The Exes in My iPod
The Exes in My iPod (amazon.com)

The Exes in My iPod: A Playlist of the Men Who Rocked Me to Wine Country by Lisa Mattson, $3.99 at amazon.com. Reviewed December 6, 2013
*New Edition Book: The Exes in My Glass: How I Refined My Taste in Men & Alcohol

I just finished this book and although I am a little older than Harley and have had fewer relationships, I could completely relate to her coming of age relationship challenges coupled with finding herself and following her dreams, all set to music. I found myself in complete admiration of Harley as she grew to love and respect herself more and more after learning something from each relationship. I am on my own journey and haven’t yet found my Devon, but I, too, am headed to wine country soon, so maybe I’ll finally find what I’m missing. I thoroughly enjoyed the journey, the playlist, and the wines of Harley’s life.

The Match
The Match (amazon.com)

The Match by Quent Cordair, $.99 at amazon.com.

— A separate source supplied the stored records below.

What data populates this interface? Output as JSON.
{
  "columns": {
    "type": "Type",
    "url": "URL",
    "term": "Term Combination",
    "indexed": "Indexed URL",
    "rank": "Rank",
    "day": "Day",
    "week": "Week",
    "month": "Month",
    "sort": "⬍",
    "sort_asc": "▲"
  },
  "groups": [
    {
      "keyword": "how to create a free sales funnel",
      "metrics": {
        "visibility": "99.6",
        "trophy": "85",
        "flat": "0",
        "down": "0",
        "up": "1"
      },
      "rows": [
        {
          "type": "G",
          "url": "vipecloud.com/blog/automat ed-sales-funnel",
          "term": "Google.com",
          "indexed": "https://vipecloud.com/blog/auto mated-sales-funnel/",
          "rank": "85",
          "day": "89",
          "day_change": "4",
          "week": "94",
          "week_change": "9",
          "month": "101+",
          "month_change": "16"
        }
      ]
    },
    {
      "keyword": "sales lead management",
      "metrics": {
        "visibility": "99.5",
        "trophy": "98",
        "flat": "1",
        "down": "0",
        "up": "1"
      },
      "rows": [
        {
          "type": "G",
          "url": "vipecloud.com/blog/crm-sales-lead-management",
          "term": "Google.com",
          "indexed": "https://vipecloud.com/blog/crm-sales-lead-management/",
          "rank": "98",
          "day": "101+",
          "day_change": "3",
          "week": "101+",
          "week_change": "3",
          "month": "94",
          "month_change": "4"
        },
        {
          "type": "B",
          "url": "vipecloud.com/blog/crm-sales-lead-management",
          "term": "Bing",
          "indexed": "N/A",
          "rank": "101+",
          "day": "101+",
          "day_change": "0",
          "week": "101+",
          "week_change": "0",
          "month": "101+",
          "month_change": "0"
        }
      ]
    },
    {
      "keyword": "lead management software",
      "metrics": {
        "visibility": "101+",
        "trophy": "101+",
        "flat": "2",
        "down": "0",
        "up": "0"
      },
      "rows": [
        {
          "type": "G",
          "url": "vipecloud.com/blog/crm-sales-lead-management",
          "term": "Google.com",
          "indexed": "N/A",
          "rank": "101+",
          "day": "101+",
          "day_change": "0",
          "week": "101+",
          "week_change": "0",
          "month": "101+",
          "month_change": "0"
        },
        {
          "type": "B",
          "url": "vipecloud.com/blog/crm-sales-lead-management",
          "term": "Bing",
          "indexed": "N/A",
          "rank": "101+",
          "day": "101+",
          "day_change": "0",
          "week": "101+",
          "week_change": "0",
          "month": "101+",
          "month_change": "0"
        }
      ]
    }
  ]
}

Reviewed December 23, 2013

I read this short story during a 40-minute flight, so it was a very easy read and it quickly snagged and held my attention. It’s a romantic story involving a couple, a man and a woman, that takes place during dinner at a restaurant. However, it takes an sudden, unexpected turn and the reader finds oneself reliving an event from the past that impacts the relationship and future of the couple. In just a few pages, Cordair reeled me into the couple’s world and their unconventional connection. I highly recommend this short story for a quick escape into romanticism and intrigue.

Where I Want to Be (amazon.com)
Where I Want to Be (amazon.com)

Where I Want to Be (Wine Country Series) by Cortney Roudebush, $3.99 at amazon.com and iTunes. Reviewed January 5, 2014

A friend loaned me this book and I ended up with two Kindle copies, one gifted to me and one purchased by me, so it was a sign to read this book. My friend kept telling me I had to read it because the similarities between the main character, Olivia, and me were so similar. He was right. While this is a book about Napa Valley wine country culture and living, it’s also a book about learning to love yourself and learning to take risks in order to live a passionate, fulfilling life. Like me, Olivia had a passion for wine, but had not yet developed the confidence and self-esteem to pursue her passion until she decided to temporarily move to Napa Valley to take an intensive wine course. The wine course is not the focus of the book, but rather Olivia’s growth as a self-confident woman and wine professional. She steps out of her comfort zone many times and takes great risks to achieve her dreams and become a happier person. I am thankful that my friend recommended this book to me, as I have embarked on the same journey and am moving to Napa Valley in less than a week. If you are someone who has been hesitant about following your passion, then this is the book for you.